In his discussion, Shore often shares a moving story and video of the Rebbe—Rabbi Menachem M. Schneerson, of righteous memory—speaking on two occasions with the parents of an autistic boy who lived in an institution in England. “I like to talk about these two short video clips of the Rebbe. He seems to intuitively know and use a strength-based approach. He tells the father that the son should have a pushke [charity box] in his room and remind all visitors to put money in the pushke for tzedakah.”
Shore will sometimes go to great lengths to get to a Chabad House. “I was speaking at a conference and hunted down a Chabad House a few miles away,” reports Shore, who chanced upon Rabbi Yitzchok Schmukler and Chabad of the Bay Area in League City, Texas. “I had such a good time that when I was back in Texas and was 90 miles away, I rented a car so I could drive over!”
In Vancouver, Canada, Shore was pleased to find the Chabad-Lubavitch Okanagan in Kelowna, British Columbia, was within walking distance of his hotel. “I called up and came for Shabbat dinner. I got there and found the smallest Chabad I had ever seen. It was just the rabbi—Rabbi Shmuly Hecht, his family and one guest. Despite the small crowd, Shore observes, “I never saw more enthusiastic singing and dancing!” The rabbi intended to walk Shore halfway to his hotel. Before they knew it, they were at the hotel, where Shore reports there was “more dancing.”
The next day, Shore learned that the rabbi had a profound Jewish experience on his way home. Rabbi Hecht spotted a group of college students, potentially drunk, and he was a bit fearful. One person asked him, “Hey, are you Jewish?” The rabbi replied tentatively, “Yes, I am.” A Polish youth from the group explained that he, too, was Jewish, and was having a hard time fitting in. The rabbi, in his traditional Shabbat attire, replied, “Well, do you think I fit in?!” The two connected. The rabbi called Shore to tell him, “Hashem had a reason for me to walk you all the way to the hotel.”
Shore has spent many Shabbats at the Chabad in Moscow, where he was given a tour of the impressive 11-story Chabad building by Rabbi Yaakov Klein, executive director of the International Jewish Community of Moscow. “It is the biggest Chabad I have ever seen,” reports Shore, noting their two restaurants, gyms and study halls. “It is like Chabad meets JCC!” When Klein learned of Shore’s work, he felt Chief Rabbi of Russia Berel Lazar should meet him. Shore was delighted, affirming that “they do a mean Shabbos. The dinner was amazing, and I got to do a good tefillin wrap while in Moscow.”
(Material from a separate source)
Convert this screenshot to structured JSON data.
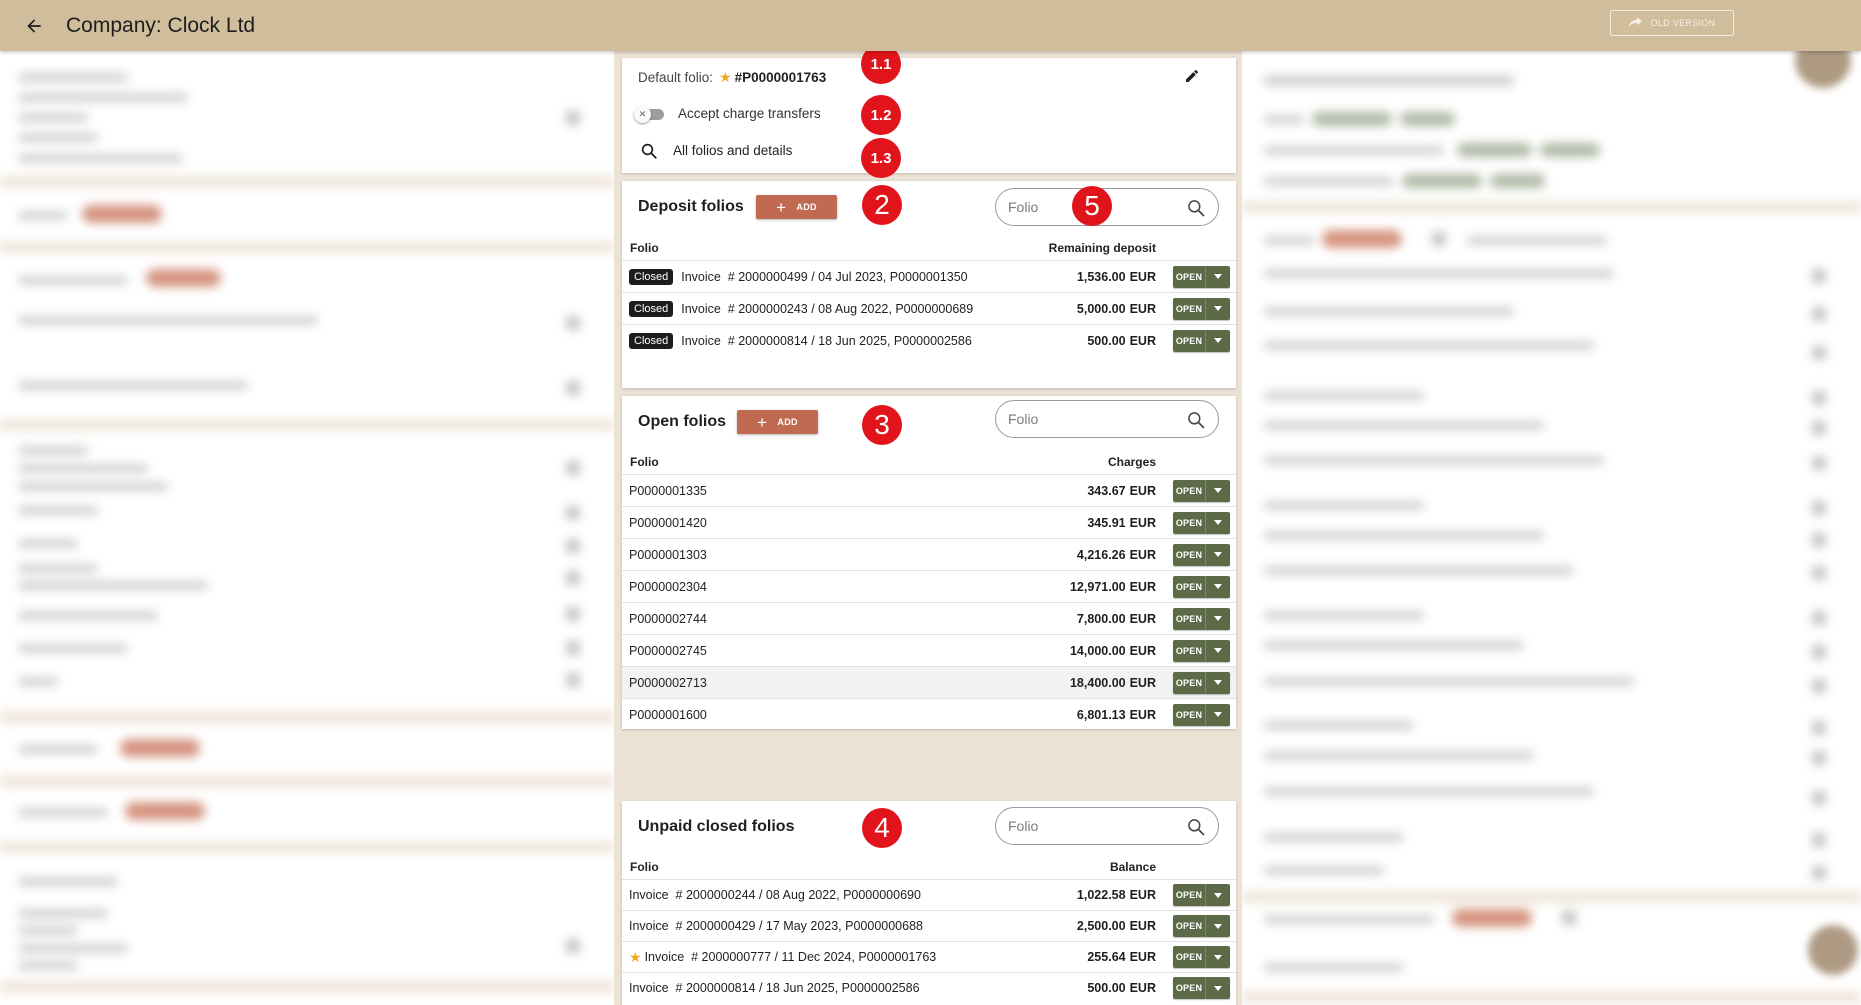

While his travels have slowed down due to the ongoing coronavirus pandemic, he is eager to get back on the road to share his experience with and knowledge of autism with the world—and, he says, to “nourish his neshamah [soul]” with Chabad in places near and far.